Block Diagrams 2. Schematic Diagrams 2. Computer Aided Design 2. Case Study 2. Graphical Symbols Appendix A. Substation Layouts 3. Introduction 3. Substation Design Considerations 3. Alternative Layouts 3. Space Requirements Chapter 4. Substation Auxiliary Power Supplies 4. Introduction 4. DC Supplies 4. Batteries 4.
AC Supplies Chapter 5.
Current and Voltage Transformers 5. Introduction 5. Current Transformers 5. Voltage Transformers 5. Future Trends Chapter 6. Insulators 6. Introduction 6. Insulator Materials 6. Insulator Types 6.
Pollution Control 6. Insulator Specification 6. Tests Chapter 7. Substation Building Services 7. Introduction 7. Lighting 7. Heating, Ventilation and Air-Conditioning 7. Fire Detection and Suppression 7. Security Chapter 8. Earthing and Bonding 8. Introduction 8. Design Criteria 8. Substation Earthing Calculations 8. Computer Simulation 8.

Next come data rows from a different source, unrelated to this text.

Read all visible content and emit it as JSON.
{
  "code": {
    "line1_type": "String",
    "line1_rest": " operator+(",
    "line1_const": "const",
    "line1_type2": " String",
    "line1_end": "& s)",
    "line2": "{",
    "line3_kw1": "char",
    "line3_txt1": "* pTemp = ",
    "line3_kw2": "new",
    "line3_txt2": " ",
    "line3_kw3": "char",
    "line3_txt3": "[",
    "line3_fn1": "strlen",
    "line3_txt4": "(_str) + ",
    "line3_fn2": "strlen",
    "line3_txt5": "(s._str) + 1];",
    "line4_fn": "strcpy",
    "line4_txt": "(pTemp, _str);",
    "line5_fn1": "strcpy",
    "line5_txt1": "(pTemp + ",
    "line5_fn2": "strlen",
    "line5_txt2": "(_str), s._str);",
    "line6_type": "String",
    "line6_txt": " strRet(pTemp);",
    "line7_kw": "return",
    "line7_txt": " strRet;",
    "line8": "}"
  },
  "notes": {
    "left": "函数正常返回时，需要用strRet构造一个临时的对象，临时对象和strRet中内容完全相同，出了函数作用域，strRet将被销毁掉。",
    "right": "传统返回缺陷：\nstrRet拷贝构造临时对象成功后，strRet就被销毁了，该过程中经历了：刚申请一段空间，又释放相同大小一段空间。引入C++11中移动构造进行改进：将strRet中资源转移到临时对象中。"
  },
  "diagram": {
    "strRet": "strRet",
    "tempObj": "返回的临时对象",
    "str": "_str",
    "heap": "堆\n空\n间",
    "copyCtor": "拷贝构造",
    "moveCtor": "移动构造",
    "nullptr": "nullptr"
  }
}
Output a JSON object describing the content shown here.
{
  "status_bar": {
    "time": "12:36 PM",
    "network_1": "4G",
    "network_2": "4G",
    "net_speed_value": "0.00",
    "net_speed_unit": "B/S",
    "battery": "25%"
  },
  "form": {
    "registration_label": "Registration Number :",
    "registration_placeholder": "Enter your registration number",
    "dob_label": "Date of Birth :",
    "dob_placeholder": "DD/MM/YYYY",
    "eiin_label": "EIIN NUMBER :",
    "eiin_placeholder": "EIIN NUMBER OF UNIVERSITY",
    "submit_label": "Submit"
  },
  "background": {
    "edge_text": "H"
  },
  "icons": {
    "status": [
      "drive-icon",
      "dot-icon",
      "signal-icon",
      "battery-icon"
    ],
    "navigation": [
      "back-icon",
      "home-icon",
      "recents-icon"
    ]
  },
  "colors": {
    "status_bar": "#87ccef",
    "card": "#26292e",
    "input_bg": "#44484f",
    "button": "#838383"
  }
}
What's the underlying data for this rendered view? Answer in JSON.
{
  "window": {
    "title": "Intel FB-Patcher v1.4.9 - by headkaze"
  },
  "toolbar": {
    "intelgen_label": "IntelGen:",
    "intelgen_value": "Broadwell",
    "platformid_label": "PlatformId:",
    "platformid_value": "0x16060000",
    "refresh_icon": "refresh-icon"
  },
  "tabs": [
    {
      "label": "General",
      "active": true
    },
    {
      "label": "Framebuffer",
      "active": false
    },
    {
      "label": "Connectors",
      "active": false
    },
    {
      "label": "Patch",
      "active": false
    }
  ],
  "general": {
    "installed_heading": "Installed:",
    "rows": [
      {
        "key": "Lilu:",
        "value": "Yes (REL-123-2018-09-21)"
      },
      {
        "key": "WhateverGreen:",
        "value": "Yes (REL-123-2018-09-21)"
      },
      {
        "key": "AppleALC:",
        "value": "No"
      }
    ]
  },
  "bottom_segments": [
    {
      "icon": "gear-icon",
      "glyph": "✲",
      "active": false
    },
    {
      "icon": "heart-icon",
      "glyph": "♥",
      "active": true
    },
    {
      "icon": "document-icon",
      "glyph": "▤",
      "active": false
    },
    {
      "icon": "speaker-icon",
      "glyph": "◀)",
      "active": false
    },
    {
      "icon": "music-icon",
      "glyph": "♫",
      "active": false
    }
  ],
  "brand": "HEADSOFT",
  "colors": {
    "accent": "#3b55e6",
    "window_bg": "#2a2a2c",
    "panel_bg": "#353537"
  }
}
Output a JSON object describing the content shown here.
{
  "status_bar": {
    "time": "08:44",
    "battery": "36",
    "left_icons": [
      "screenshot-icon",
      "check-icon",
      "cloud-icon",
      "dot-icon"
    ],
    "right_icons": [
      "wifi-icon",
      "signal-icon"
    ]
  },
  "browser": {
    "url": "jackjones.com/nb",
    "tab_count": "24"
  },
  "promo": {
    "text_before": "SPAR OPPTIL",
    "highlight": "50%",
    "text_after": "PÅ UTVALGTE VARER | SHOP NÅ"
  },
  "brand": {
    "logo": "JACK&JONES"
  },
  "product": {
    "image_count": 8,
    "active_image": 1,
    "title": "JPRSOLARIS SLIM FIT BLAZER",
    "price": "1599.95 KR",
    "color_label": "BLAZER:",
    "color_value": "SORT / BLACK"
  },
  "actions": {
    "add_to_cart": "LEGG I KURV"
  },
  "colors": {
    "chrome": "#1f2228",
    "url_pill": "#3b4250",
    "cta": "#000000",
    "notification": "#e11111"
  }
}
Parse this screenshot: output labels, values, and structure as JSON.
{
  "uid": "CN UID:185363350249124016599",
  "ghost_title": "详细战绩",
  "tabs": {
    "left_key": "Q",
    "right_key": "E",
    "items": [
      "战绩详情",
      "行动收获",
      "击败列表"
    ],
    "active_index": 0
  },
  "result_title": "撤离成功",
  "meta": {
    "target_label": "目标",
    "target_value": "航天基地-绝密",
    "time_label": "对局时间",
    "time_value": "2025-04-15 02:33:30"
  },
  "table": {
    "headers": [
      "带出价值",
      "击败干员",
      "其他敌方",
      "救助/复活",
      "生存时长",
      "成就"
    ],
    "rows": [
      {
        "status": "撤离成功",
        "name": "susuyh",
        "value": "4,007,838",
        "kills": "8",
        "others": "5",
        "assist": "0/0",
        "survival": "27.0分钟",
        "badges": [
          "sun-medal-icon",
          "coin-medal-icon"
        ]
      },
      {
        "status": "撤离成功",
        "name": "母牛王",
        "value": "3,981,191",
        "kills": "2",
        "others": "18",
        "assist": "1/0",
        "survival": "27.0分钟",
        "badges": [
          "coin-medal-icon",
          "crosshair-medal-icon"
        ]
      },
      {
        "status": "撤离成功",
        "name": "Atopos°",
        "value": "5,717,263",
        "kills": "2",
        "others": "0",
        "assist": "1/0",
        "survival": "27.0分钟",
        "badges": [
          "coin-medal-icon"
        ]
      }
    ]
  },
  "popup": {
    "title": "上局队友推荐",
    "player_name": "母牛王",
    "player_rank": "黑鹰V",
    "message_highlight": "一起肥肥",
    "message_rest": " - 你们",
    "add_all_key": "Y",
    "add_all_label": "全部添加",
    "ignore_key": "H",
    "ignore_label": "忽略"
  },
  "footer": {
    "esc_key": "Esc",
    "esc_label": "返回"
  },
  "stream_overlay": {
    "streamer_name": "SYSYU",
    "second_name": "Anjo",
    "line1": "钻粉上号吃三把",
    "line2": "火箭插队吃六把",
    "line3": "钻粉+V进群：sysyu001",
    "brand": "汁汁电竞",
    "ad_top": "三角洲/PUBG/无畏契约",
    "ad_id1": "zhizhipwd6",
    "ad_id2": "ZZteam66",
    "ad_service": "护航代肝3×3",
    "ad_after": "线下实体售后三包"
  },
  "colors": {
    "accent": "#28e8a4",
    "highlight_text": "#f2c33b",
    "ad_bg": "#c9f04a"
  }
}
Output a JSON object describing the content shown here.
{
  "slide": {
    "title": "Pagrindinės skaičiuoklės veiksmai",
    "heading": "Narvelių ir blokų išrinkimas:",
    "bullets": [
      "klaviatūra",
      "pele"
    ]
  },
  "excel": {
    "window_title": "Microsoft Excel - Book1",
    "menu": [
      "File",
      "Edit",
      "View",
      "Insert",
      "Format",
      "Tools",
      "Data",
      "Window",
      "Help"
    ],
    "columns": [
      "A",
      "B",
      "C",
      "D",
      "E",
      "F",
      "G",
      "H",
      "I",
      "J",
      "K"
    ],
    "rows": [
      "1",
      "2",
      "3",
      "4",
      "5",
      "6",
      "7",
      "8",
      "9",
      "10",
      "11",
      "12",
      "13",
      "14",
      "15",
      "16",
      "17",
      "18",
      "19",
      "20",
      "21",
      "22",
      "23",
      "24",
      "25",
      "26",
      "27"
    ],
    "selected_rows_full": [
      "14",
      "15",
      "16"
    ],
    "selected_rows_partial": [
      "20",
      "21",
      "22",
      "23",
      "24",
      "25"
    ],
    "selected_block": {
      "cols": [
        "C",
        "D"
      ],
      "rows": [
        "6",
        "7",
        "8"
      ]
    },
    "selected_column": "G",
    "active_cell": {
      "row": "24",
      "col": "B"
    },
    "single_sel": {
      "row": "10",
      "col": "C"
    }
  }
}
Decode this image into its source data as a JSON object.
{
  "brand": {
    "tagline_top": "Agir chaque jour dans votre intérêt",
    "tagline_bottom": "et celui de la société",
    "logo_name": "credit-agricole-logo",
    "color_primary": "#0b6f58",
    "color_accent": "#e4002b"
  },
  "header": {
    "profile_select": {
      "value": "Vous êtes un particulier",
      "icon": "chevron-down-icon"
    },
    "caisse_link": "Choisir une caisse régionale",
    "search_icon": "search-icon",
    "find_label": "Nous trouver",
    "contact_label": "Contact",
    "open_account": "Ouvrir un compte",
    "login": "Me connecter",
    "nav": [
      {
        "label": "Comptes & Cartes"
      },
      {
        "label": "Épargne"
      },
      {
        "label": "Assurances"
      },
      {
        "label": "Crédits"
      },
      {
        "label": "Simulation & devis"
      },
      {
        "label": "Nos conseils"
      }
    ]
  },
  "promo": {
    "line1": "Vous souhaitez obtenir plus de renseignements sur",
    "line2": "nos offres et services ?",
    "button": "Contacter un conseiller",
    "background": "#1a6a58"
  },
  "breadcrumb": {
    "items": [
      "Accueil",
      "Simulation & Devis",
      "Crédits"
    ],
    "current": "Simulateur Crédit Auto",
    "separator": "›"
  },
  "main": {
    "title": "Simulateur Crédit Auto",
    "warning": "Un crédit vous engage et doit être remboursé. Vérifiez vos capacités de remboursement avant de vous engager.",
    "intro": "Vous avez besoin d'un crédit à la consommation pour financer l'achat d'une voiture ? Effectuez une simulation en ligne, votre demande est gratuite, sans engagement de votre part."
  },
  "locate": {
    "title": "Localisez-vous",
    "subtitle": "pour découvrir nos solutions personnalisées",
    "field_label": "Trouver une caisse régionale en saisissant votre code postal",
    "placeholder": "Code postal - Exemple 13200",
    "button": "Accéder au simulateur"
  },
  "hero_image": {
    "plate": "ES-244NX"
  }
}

Protective Multiple Earthing Chapter 9. Insulation Co-ordination 9. Introduction 9. System Voltages 9. Clearances 9. Procedures for Co-Ordination 9. Surge Protection Chapter Relay Protection Introduction System Configurations Power System Protection Principles Current Relays Differential Protection Schemes Distance Relays